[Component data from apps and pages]
..........

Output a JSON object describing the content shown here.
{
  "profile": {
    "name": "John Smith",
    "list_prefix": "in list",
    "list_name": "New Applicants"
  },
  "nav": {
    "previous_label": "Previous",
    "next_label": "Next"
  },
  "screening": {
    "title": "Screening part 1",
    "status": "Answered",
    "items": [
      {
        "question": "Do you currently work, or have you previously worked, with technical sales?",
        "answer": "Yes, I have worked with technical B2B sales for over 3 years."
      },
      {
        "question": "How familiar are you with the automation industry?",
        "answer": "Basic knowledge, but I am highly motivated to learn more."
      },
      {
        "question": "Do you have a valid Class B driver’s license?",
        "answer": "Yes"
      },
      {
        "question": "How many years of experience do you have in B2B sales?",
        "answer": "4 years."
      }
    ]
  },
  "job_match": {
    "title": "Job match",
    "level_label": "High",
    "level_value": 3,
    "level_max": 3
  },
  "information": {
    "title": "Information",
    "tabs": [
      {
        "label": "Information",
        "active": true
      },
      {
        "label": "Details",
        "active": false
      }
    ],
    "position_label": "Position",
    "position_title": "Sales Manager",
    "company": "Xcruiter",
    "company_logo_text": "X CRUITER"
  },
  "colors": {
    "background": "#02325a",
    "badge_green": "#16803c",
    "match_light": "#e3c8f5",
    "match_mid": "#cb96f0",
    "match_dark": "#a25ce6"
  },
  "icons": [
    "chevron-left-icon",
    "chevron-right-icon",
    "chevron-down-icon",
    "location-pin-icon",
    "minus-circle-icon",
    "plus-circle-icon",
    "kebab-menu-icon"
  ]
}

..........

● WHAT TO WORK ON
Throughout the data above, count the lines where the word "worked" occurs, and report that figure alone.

● EXERCISE SOLUTION
2